Recently I was training a 13-year-old girl on the field and we were working on “driving” at a defender. The concept was simple: I play the ball to her at one end of a 10x18 yard box and she drives at me and beats me over the line at the other end of the box.
Except that wasn’t what she was doing. Ever. She kept trying to go around me. And of course, I would just close the angle on her and take the ball. And then I would repeat the coaching point and we’d try again. And she’d repeat the mistake like it was a scratched record. Well…..to use a more applicable analogy: it was the spinning rainbow on your desktop computer. And she knew it. She had gone into a completely unconscious state of survival.

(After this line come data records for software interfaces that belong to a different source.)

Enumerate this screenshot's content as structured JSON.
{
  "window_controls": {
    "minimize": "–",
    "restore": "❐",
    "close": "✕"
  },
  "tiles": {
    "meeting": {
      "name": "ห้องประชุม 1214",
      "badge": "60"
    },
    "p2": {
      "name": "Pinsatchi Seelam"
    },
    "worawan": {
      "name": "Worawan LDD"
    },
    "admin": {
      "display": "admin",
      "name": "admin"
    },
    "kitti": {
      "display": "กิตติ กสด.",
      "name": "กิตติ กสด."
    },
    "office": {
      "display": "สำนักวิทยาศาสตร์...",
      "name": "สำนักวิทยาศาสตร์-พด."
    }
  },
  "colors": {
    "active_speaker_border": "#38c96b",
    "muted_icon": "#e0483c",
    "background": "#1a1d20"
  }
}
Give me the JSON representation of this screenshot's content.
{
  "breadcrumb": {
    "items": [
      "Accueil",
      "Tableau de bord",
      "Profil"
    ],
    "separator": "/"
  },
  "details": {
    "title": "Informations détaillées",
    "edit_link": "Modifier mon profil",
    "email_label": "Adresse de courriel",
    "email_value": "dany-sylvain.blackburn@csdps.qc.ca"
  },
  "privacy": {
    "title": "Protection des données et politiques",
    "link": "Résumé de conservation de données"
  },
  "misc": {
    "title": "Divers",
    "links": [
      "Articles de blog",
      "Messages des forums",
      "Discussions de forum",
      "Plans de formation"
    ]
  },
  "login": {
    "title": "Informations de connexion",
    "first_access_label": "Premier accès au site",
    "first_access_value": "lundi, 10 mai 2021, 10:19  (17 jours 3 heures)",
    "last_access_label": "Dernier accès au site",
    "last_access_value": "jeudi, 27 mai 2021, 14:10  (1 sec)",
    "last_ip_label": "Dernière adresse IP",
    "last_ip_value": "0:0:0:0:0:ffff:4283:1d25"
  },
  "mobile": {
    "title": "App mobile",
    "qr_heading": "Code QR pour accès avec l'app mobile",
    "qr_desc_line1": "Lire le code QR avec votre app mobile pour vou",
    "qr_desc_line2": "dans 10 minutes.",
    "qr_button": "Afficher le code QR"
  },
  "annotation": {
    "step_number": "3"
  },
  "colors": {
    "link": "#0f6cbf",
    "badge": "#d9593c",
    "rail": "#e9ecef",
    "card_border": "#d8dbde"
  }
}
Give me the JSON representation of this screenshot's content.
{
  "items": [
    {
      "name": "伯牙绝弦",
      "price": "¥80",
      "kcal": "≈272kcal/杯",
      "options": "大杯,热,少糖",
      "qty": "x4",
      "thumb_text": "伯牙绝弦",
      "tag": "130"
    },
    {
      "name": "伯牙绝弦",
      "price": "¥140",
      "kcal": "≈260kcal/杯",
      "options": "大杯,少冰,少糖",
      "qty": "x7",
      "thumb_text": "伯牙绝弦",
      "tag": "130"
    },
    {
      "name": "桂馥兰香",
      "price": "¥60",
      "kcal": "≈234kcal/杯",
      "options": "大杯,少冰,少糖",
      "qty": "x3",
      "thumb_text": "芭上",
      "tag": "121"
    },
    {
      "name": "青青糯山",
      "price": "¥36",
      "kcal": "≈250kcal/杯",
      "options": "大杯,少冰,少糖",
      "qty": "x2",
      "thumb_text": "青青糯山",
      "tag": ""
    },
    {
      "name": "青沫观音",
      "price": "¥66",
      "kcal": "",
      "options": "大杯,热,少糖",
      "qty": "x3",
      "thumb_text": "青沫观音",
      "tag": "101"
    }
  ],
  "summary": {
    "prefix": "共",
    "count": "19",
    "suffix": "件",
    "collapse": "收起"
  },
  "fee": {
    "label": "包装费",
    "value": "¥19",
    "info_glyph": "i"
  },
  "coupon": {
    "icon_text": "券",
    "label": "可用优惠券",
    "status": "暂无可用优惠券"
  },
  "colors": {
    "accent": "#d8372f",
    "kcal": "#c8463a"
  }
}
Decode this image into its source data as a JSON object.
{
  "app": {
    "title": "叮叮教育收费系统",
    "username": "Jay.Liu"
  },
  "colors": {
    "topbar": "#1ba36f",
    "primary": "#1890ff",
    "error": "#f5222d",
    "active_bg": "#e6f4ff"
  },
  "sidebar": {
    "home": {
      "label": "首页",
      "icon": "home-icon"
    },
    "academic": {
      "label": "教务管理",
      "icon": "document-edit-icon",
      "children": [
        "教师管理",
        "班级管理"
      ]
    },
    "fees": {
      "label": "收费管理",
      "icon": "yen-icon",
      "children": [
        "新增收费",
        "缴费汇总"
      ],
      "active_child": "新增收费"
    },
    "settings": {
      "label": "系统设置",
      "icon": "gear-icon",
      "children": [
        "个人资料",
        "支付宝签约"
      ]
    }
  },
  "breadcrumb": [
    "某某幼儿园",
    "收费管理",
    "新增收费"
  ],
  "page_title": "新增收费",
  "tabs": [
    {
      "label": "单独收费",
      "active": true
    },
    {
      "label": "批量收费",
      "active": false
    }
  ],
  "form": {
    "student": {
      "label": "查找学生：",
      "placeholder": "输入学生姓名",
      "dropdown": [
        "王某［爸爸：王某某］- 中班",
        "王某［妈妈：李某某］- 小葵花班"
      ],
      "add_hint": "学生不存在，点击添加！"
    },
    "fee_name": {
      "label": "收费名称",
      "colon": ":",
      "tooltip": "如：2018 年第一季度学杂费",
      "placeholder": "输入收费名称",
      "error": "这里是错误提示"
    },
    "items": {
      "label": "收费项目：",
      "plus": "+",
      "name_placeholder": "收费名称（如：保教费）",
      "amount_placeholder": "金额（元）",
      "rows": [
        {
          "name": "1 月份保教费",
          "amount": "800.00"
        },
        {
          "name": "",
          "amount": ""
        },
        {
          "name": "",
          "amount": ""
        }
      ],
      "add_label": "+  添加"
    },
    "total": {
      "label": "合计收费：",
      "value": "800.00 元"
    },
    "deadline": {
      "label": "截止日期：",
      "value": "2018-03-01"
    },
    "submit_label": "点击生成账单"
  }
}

It was obvious that some part of her sensed a massive threat if she were to run directly at me. And that’s what a defense can represent for many players: a threat – an actual threat to something more than the possession of the ball.
But why? Surely the defender isn’t going to pull out a sword or a shotgun or anything like that as I approach. The worst thing that can happen is that the defender sticks me and I lose the ball.
Why does losing the ball feel dangerous? It’s more than our coach getting on us. I coached for 20 years and I will tell you that most coaches LOVE seeing an attacking player go for broke and get aggressive, no matter if they fail once and a while or not. But what caused the player I was working with to leave her body behind and go into a zombie-like state of survival?
This girl’s name is Carter and she’s become very aware of herself as we’ve done good work together. I walked up to her and spoke, “You’re completely unconscious. What are we dealing with here?”
“There’s a younger part of me here. I can feel her. She’s scared,” she replied.
“Yeah… I can feel her too,” I said. “Let’s bring her home.”
Now, before you think we’re doing witchcraft or something, please understand that both Carter and I could actually feel the presence of a part of her that was young and scared and seemingly fractured from her. And that’s actually true. It’s the nature of trauma that we lose parts of ourselves when we encounter scary situations as children. Those parts of us can literally energetically break off and they get stuck “back there by the side of the road”.
And those parts of us stay in that fear until we learn to bring them home. They stay connected to us in certain ways and express their needs for love and safety as we grow older.
This is where fear comes from. It’s not you. It’s a part of you.
This is where insecurity comes from. It’s not you. It’s a part of you.
This is why you judge yourself so much. It’s not you. It’s your ego trying to protect you from feeling the pain you carry.
And this is why Carter couldn’t run at me. A younger part of her that had been earning love with soccer sensed a threat to that love. And Carter’s ego had kicked in and created a system shut down so that she wouldn’t take that risk. And because of that, Carter wasn’t able to train. She just kept performing; doing what she had always done. Not bad, but certainly not great. And like so many players, she would be destined to be mediocre and have an anxiety-filled relationship with the game. Unless….
Carter has become a Jedi. Well, that’s what I call her.
She sat down on the field, closed her eyes and went deep inside of herself in an instant. Soon, she was holding that part of herself. And I watched her as that part of herself was welcomed home, back into her body where it belonged. Pretty soon, she opened her slightly watery eyes and had a big smile on her face. Because it feels great to heal. And then I said, “Let’s see how we did.” She popped back up and pretty soon was driving right at me. It was a bit like watching your dad slip on the ice, but she was finally training.
“Again,” I said.
And a new courage to take risk showed up. And she felt joy in the experience of trying to train her body how to move this way.
Do you train at training or do you perform at training? Raise your hand if you kinda, sorta, do the same thing you’ve always done when you do ALL. THAT. TRAINING.
Next time you see that pattern, ask yourself, “What part of me is scared to take that risk?” You might be surprised what you feel in your body.
And it be might time for you to close your eyes and bring that part of you home.
Stay tuned in with Soccer Girl Probs as we teach you more and more about that process. Blessings on the journey.
Seth is a Writer, Life Coach, and Soccer Coach from Seattle, WA. His work has primarily focused on helping people deal with anxiety, depression, and other experiential struggles as they play out in work, sports, and family life. He is a keynote speaker for Major League Soccer on issues of identity and life/work balance in their athletes and is the author of On Frame: Exploring the Depths of Parenting in the World of Youth Soccer as well as The Coaching Revolution: An Interactive Guide to Finding Joy and Excellence in Coaching.